It has been very difficult to assess this quantitatively,3 but Raubenheimer and colleagues suggest up to 20% of caloric intake may have been supplied by insects in some populations of hunter-gatherers.4
WHAT TO EXPECT?
Eventually, our grocery stores may start stocking bags of sustainably raised, organic insects. Some vendors, as you may have seen, are actually manufacturing protein and energy bars made with cricket flour. Is it for you? For many people, I suspect the “ick” factor will be strong at first, but if this movement gains in popularity, which I see no reason why it shouldn’t, it just might catch on.
William Lagakos, Ph.D.

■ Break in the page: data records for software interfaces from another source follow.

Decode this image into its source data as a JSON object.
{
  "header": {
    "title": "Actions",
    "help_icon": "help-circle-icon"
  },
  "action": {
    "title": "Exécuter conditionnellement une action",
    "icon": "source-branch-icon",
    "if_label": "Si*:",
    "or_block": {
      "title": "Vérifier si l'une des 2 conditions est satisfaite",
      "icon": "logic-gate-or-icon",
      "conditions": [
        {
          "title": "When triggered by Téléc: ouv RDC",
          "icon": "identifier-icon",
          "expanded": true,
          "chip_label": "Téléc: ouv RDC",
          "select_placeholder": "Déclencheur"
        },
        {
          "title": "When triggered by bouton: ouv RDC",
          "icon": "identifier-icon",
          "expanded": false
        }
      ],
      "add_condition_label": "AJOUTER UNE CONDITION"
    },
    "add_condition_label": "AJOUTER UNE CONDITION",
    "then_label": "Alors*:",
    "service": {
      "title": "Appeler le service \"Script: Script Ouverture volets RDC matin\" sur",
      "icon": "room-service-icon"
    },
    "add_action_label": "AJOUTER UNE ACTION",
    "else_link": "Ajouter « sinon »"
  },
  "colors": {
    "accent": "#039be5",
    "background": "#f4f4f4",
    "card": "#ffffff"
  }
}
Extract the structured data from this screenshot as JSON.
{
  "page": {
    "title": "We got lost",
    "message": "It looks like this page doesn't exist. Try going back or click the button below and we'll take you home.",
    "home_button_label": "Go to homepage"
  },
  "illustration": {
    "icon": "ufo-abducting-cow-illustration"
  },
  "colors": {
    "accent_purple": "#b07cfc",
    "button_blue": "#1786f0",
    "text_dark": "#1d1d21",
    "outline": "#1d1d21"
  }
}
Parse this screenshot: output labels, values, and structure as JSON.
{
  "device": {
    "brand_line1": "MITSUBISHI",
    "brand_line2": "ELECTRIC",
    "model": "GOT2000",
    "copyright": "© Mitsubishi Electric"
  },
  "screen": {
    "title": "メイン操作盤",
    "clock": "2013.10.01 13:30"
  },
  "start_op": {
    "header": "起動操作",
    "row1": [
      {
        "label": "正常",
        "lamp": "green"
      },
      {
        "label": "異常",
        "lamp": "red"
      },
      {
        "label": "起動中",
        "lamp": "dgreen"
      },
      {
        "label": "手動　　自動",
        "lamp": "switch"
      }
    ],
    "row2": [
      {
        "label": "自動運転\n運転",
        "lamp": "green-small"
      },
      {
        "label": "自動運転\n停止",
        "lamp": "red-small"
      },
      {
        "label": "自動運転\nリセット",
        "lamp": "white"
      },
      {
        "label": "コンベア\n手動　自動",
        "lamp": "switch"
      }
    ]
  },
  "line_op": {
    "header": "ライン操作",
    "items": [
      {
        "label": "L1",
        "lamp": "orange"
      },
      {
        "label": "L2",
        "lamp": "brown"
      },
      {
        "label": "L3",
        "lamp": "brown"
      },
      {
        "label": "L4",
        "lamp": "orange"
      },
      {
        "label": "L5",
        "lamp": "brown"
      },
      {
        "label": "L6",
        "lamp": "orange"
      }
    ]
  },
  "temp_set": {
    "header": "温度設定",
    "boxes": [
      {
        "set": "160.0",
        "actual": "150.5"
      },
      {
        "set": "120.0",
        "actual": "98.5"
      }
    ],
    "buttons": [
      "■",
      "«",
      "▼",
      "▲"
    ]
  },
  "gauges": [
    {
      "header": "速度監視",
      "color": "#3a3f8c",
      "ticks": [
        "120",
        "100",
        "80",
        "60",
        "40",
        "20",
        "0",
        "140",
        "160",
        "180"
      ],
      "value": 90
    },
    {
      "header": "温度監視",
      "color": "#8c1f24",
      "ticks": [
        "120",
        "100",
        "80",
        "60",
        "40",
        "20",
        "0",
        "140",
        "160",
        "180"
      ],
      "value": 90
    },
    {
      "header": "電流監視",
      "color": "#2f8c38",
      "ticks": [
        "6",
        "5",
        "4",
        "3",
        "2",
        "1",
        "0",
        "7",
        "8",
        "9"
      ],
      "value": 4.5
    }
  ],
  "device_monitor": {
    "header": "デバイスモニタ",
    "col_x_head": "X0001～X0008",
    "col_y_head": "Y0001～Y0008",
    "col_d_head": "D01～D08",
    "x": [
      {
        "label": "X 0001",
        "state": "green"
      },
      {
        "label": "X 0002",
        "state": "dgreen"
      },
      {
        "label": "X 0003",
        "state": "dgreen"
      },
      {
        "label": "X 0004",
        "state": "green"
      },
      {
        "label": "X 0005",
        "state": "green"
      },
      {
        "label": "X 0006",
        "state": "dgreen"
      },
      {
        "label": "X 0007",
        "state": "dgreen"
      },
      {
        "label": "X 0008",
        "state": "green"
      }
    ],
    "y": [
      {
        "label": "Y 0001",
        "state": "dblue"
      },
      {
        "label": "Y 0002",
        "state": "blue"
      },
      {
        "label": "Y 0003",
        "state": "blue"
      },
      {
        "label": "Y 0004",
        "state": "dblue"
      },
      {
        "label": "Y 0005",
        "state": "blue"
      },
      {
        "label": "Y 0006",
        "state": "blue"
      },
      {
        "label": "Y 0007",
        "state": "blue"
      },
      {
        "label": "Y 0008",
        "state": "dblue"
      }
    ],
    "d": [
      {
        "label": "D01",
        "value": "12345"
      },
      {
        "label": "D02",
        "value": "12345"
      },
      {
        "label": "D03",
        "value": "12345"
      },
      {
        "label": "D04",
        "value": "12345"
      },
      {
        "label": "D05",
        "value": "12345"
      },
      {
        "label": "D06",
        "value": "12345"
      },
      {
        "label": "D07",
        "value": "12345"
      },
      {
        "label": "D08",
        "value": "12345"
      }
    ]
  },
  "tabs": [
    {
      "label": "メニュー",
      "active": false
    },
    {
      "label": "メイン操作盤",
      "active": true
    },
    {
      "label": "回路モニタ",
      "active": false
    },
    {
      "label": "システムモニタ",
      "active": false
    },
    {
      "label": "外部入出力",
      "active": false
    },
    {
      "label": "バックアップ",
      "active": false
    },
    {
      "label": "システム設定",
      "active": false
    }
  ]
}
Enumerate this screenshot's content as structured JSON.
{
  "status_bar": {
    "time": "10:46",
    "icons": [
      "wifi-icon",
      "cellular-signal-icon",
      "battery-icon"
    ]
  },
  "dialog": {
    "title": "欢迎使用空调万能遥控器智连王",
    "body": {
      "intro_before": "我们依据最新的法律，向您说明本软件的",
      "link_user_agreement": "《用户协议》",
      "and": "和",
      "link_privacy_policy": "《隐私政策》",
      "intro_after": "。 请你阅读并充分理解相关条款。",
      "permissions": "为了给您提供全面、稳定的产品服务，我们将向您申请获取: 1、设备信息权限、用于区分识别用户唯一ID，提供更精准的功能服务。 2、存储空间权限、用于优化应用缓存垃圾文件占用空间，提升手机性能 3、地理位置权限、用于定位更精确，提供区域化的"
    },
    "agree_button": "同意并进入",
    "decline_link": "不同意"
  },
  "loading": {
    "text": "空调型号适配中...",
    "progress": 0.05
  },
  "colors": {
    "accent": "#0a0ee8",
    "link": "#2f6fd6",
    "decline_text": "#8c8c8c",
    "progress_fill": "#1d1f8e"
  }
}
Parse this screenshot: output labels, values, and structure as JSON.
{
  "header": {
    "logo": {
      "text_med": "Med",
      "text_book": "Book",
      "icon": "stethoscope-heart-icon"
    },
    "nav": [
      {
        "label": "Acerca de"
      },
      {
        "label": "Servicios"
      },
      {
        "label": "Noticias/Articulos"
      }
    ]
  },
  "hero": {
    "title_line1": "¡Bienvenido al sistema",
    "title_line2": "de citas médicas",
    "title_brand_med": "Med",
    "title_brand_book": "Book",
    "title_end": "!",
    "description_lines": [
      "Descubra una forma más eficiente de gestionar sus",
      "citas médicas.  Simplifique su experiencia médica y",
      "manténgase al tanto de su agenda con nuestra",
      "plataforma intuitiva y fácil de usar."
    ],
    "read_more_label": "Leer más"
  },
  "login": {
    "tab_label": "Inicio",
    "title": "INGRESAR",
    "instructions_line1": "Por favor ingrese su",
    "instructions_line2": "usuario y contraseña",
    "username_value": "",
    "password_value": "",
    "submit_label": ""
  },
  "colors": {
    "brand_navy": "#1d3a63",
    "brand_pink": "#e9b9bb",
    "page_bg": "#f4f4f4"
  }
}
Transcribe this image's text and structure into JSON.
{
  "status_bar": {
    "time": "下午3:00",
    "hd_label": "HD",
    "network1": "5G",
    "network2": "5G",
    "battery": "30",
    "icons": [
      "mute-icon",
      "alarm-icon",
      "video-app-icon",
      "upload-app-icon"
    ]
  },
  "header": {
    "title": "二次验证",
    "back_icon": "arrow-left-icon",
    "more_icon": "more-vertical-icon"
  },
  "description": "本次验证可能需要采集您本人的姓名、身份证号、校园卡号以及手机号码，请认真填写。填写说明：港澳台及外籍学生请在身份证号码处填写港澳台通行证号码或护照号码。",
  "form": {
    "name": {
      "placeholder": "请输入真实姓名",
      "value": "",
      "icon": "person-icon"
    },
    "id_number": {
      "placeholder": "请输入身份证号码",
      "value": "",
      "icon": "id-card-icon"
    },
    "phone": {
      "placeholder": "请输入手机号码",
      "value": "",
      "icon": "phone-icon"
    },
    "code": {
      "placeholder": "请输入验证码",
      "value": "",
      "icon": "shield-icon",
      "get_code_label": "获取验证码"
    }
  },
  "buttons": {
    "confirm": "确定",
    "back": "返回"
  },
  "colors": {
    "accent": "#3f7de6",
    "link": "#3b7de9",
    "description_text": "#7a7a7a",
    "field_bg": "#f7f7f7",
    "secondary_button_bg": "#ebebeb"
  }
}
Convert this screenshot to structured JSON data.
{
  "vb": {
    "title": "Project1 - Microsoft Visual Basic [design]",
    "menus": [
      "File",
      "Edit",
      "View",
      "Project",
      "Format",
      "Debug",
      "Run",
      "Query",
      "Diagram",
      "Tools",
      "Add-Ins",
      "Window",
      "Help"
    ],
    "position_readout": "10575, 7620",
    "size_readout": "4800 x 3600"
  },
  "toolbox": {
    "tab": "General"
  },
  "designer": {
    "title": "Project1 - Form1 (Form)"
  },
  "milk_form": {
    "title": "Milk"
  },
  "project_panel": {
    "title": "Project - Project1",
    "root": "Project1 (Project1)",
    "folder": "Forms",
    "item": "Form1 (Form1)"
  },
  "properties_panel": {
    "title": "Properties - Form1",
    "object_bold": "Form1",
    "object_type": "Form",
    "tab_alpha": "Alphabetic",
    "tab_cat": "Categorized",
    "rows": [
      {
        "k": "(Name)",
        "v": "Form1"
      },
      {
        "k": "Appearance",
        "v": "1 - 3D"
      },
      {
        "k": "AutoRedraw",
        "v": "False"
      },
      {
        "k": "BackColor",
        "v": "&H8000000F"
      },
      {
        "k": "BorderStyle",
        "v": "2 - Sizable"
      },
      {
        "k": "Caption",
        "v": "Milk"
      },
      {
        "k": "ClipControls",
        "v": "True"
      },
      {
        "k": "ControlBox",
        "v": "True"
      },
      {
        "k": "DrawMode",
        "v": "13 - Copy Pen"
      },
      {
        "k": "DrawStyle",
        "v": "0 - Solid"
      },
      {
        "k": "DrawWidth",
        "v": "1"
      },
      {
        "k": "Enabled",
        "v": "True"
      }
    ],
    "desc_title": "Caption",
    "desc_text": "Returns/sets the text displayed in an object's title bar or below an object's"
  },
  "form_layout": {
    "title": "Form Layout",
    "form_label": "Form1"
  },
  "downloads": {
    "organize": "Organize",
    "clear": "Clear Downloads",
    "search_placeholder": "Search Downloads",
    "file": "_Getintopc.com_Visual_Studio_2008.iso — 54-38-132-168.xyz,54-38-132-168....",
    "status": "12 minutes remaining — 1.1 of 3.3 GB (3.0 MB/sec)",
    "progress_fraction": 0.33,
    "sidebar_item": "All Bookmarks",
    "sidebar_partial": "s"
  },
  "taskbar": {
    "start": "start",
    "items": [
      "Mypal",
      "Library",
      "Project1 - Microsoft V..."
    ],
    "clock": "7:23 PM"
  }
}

Dr. William Lagakos received a Ph.D. in Nutritional Biochemistry and Physiology from Rutgers University where his research focused on dietary fat assimilation and integrated energy metabolism. His postdoctoral research at the University of California, San Diego, centered on obesity, inflammation, and insulin resistance. Dr. William Lagakos has authored numerous manuscripts which have been published in peer-reviewed journals, as well as a non-fiction book titled The Poor, Misunderstood Calorie which explores the concept of calories and simultaneously explains how hormones and the neuroendocrine response to foods regulate nutrient partitioning. He is presently a nutritional sciences researcher, consultant, and blogger.